The genetic variation inherent in all populations is the consequence of random mutations within individuals, their recombination through meiosis, and the dispersal of genes between populations (gene flow). This variation is then shaped by the chance events of genetic drift and by the deterministic process of natural selection. The latter phenomenon eliminates alleles (gene variants) that reduce the fitness of an organism and preserve those that are neutral or that increase fitness. In eukaryotes, the phenotypic changes (adaptations)

FIGURE 1 Increase in the number of arthropod species reported to resist insecticides over time, in total, and in response to the four most widely used classes of insecticide [Adapted with permission from Georghiou, G. P. (1990). Overview of insecticide resistance. In "Managing Resistance to Agrochemicals" (M. D. Green, H. M. Le Baron, and W. K. Moberg, eds.), pp. 18—14. ACS Symposium Series 421. Copyright (1990) American Chemical Society, Washington, DC.]

Year

FIGURE 1 Increase in the number of arthropod species reported to resist insecticides over time, in total, and in response to the four most widely used classes of insecticide [Adapted with permission from Georghiou, G. P. (1990). Overview of insecticide resistance. In "Managing Resistance to Agrochemicals" (M. D. Green, H. M. Le Baron, and W. K. Moberg, eds.), pp. 18—14. ACS Symposium Series 421. Copyright (1990) American Chemical Society, Washington, DC.]

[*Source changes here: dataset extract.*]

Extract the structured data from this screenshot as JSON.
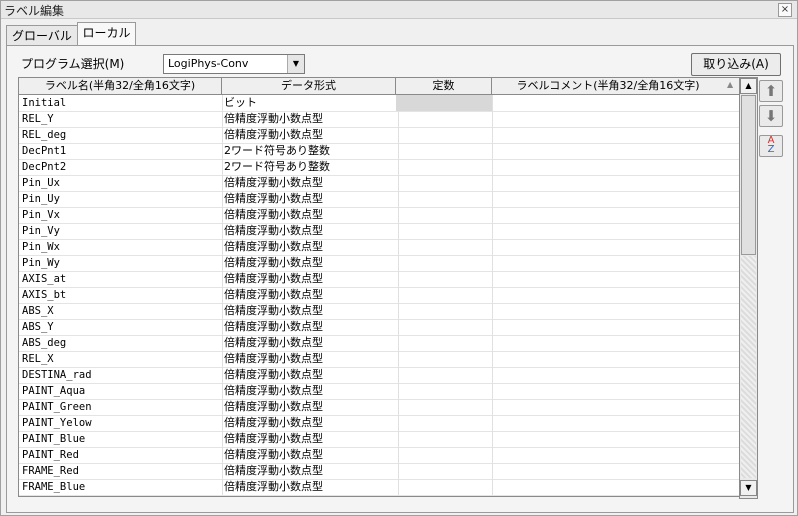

that result from this process are seldom visible over a human lifetime. The development of pesticide resistance by arthropods, however, is a spectacular exception to the rule.

Since the 1940s, synthetic insecticides have been used on an increasing scale to control the insects and mites that cause immense crop losses and pose major threats to public and animal health. However, because many of the target species have evolved resistance, some of these chemical control programs are failing. At the current time, more than 500 arthropod species have evolved resistance to at least one pesticide, and a few populations of some of those species are now resistant to all, or almost all, of the available products

The evolution of insecticide resistance has undoubtedly contributed to overall increases in the application of chemicals to crops. About 500,000 metric tons of insecticide is now applied each year in the United States alone, with obvious implications for both human health and the environment. Yet resistant insects continue to affect our agricultural productivity and our ability to combat vectors of disease. As a result, insecticide resistance imposes a huge economic burden on much of the world (in the United States alone, annual losses in crop and forest productivity have been estimated at $1.4 billion). Moreover, it is proving impossible to combat resistance by embarking on a chemical arms race. The development of a new insecticide takes 8 to 10 years at a cost of $20 to 40 million, and the rate of discovery of new insecticidal molecules, unaffected by current resistance mechanisms, seems to be on the wane.

Within just a few years of the registration of some of these new molecules, resistant insect populations have evolved.

Bee Keeping

Bee Keeping

Make money with honey How to be a Beekeeper. Beekeeping can be a fascinating hobby or you can turn it into a lucrative business. The choice is yours. You need to know some basics to help you get started. The equipment needed to be a beekeeper. Where can you find the equipment you need? The best location for the hives. You can't just put bees in any spot. What needs to be considered when picking the location for your bees?

Get My Free Ebook


Post a comment